Mar 17, 2011

What determines the homicide rate variation across countries?

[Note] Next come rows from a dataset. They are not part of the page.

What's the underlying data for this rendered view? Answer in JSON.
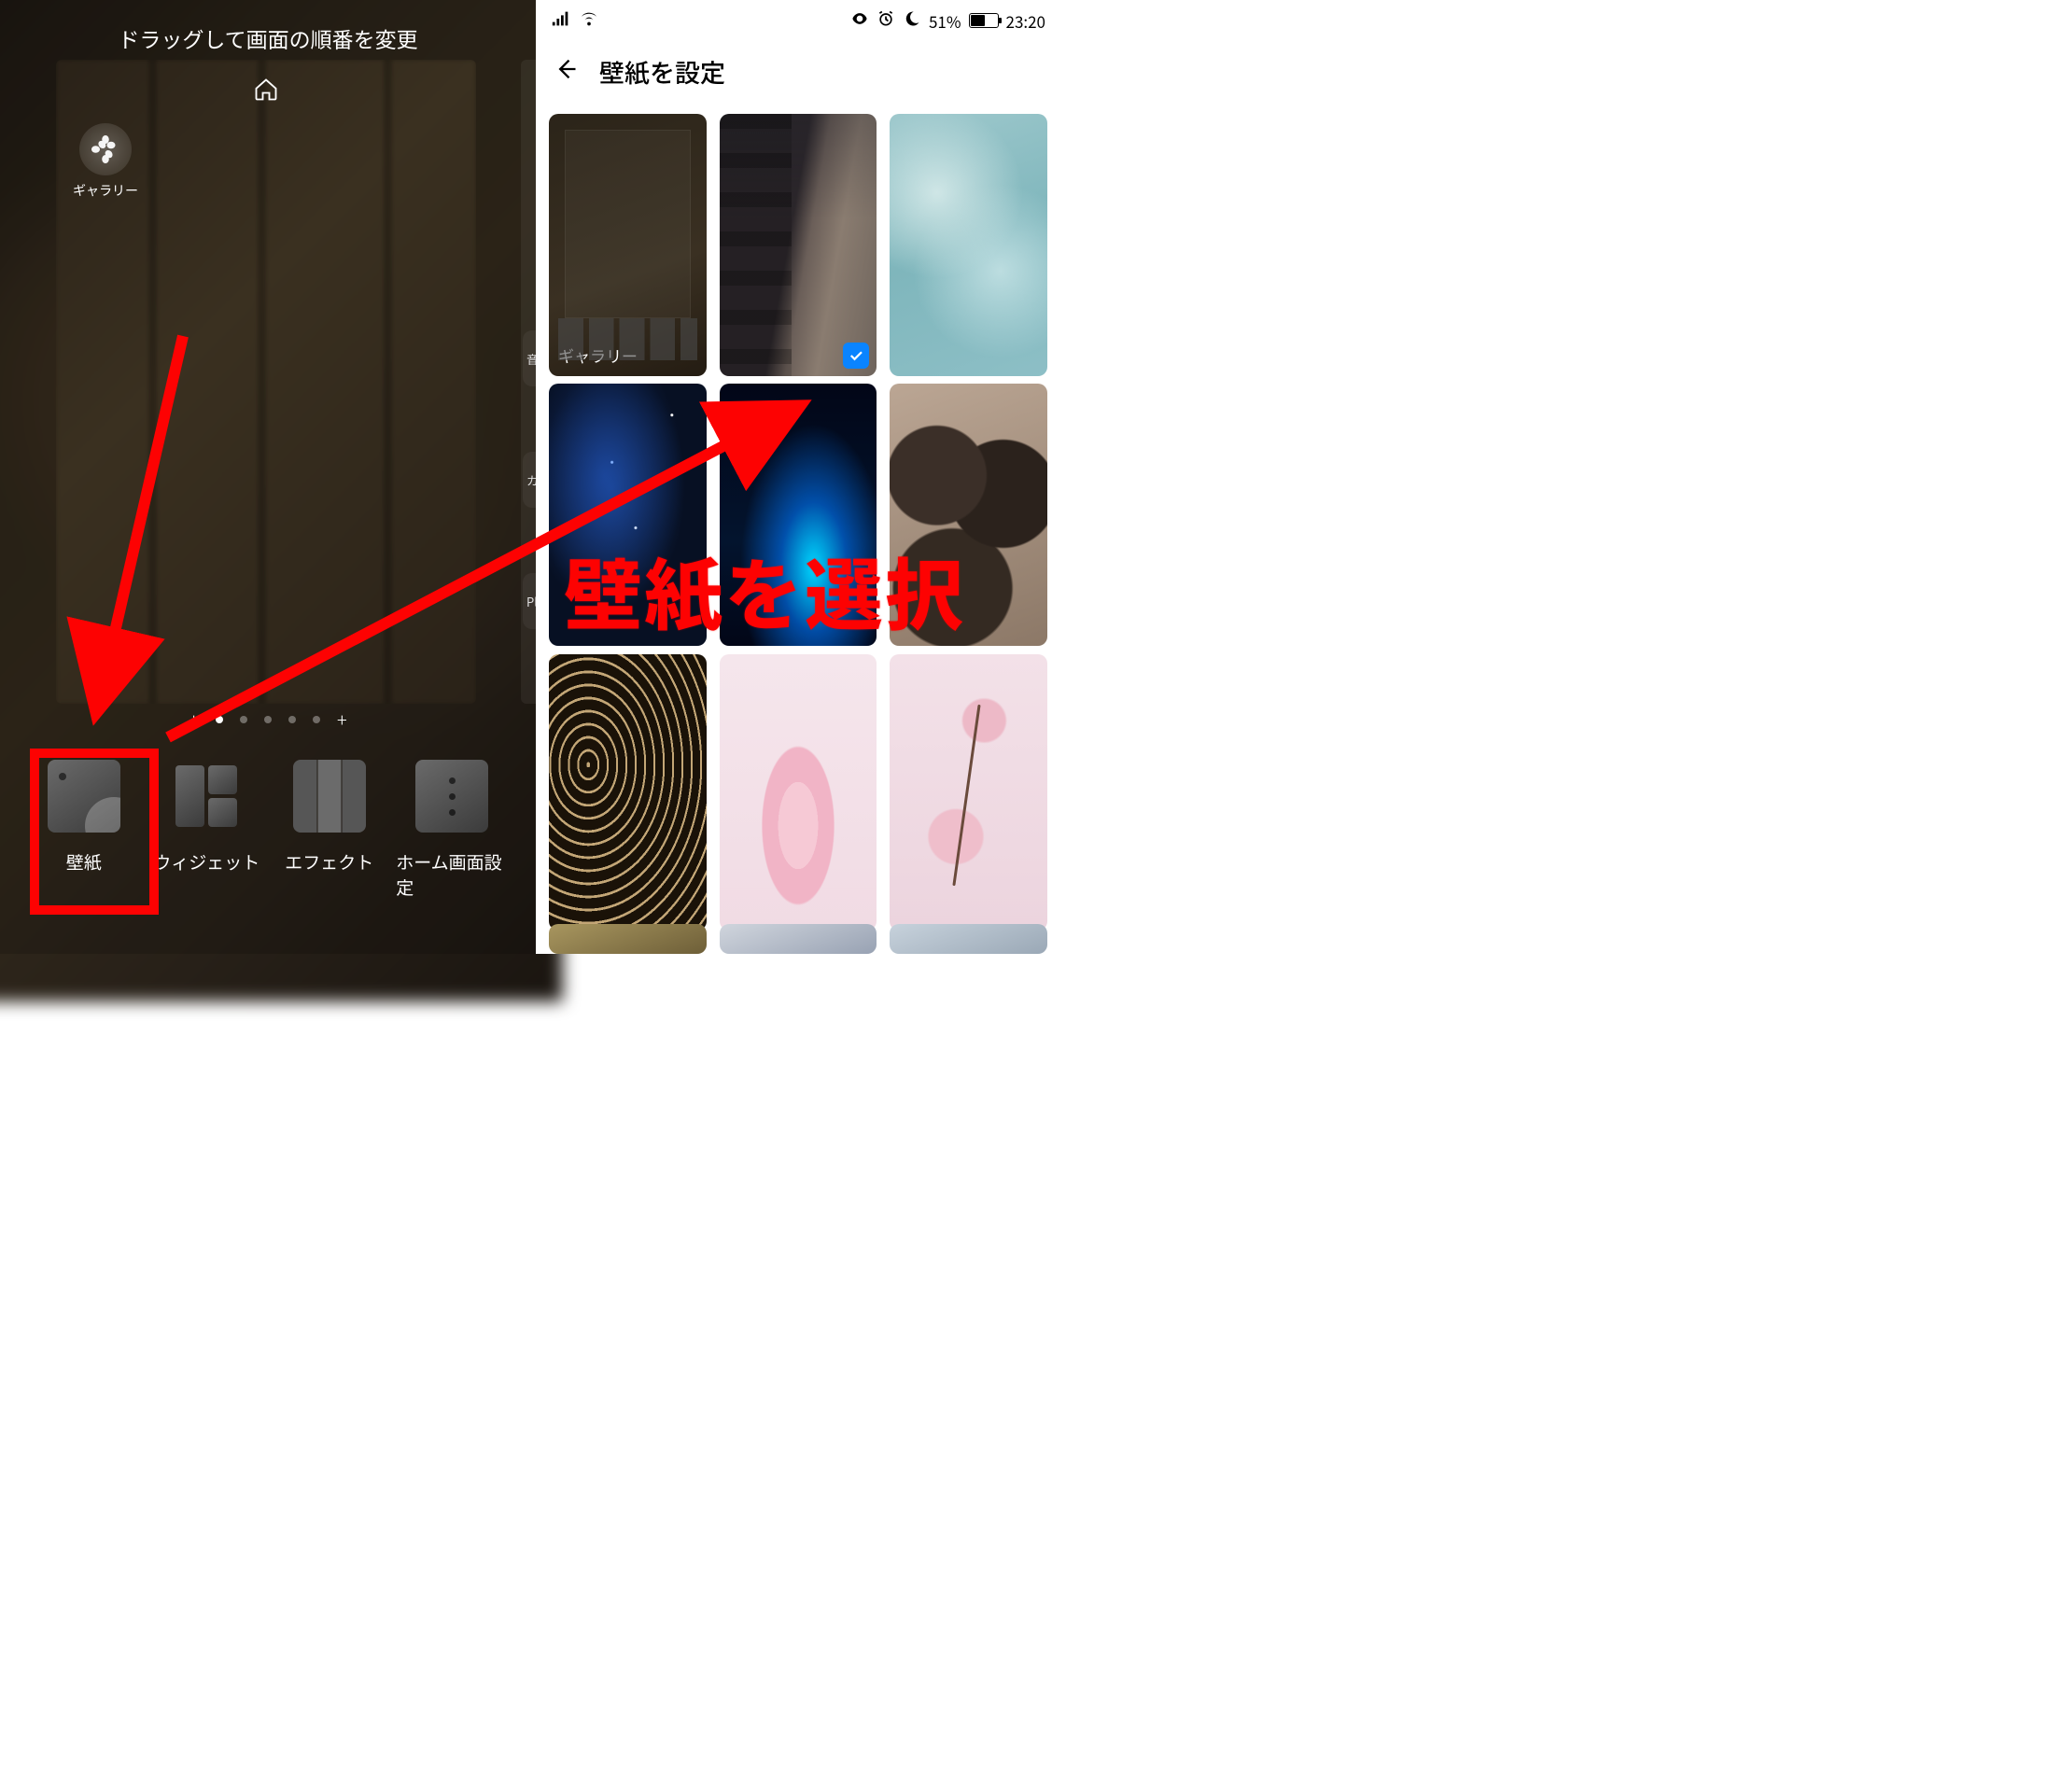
{
  "left": {
    "drag_title": "ドラッグして画面の順番を変更",
    "gallery_label": "ギャラリー",
    "peek_labels": [
      "音",
      "カ",
      "Pl"
    ],
    "page_indicator": {
      "total": 5,
      "active_index": 0
    },
    "toolbar": {
      "wallpaper": "壁紙",
      "widget": "ウィジェット",
      "effect": "エフェクト",
      "home_settings": "ホーム画面設定"
    }
  },
  "status": {
    "battery_percent": "51%",
    "time": "23:20"
  },
  "header": {
    "title": "壁紙を設定"
  },
  "wallpapers": {
    "gallery_label": "ギャラリー",
    "selected_index": 1
  },
  "annotation": {
    "text": "壁紙を選択"
  },
  "colors": {
    "annotation_red": "#fd0202",
    "check_blue": "#0a84ff"
  }
}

From the article: Cole J., Marroquin A., 2009. Homicide Rates in a Cross-Section of Countries: Evidence and Interpretations. Population and Development Review 35, 749-776:
  • Latin America tend to have homicide rates that are, on average, roughly twice as high as those in similar countries located outside this region (e0.7133 = 2.041). 
  • An increase in the ELF (Ethnolinguistic Fractionalization Index) from 0 to 1 (i.e., the difference between a totally homogeneous population and a totally fragmented one) implies a roughly 250 per cent increase in the average homicide rate (e1.2607 = 3.528). 
  • Other things equal, an increase of one year in the average level of male schooling reduces the homicide rate by about 29 percent . . .  
  • A one point increase in the World Governance Index reduces the average homicide rate by about 74 percent. The WGI is defined over a range from –2.5 to +2.5, with countries with “average” governance having a rating of 0. Therefore, other things equal, countries at the extreme low end of this range (worst possible governance) would be expected to have a homicide rate about 6 times higher than a country with “average” governance (e–0.7377•(–2.5) = 6.323), while a country at the high end of this range (best possible governance) would have a homicide rate about 6 times lower than a country with average governance (e–0.7377•2.5 = 1/6.323 = 0.158). 

No comments:

Post a Comment